Is the repair worth the cost, or should I just replace it?
This question depends on your bike’s issue and your bike build goals. Your mechanic cannot tell you ‘yes or no’. After all, this is your decision. They will be able to layout the pros, cons, and facts of the situation and help guide you towards making your own, well-informed decision.
Asking this question is also a great way to open up the conversation between you and your mechanic and understand both of your perspectives.
Is there anything I should know to avoid the problem in the future?
While repairs and maintenance are always bound to be required, there are always things you can do to prevent their frequency.
We can fall into habits when it comes to how we use and care for our bikes, so it can be extremely useful to get an external and professional perspective on what you’re doing. This includes knowing how your bike broke down and why it happened can help you avoid making these mistakes again.
Ultimately, everyone’s bike needs are different, and you must have these conversations yourself with your mechanic. With over 47 years of experience working closely with motorcycles, everyone at Taverner Motorsports prides themselves on not making the same mistake twice.

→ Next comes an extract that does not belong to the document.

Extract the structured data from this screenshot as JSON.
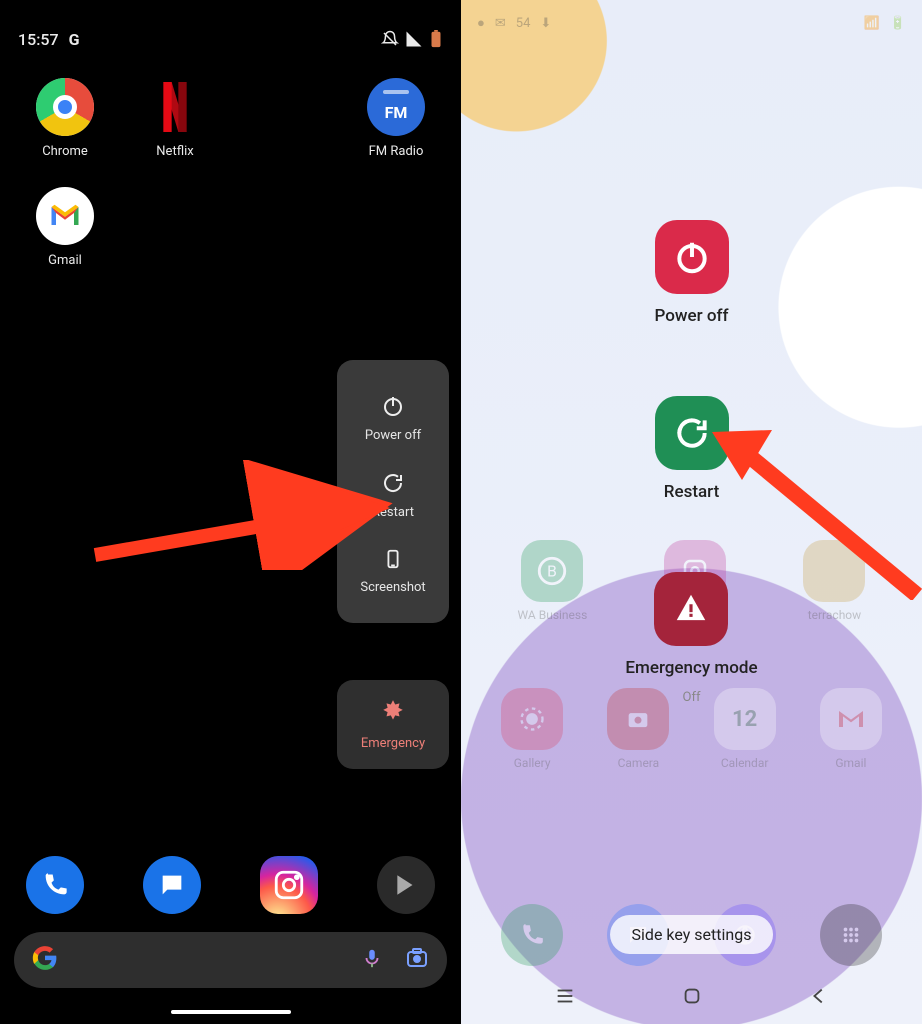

Ask the questions now to save yourself the stress and money later. Whether this is your first rodeo or you live and breathe bikes, you can find more helpful information in our newsroom. Or, contact us today to request a quote.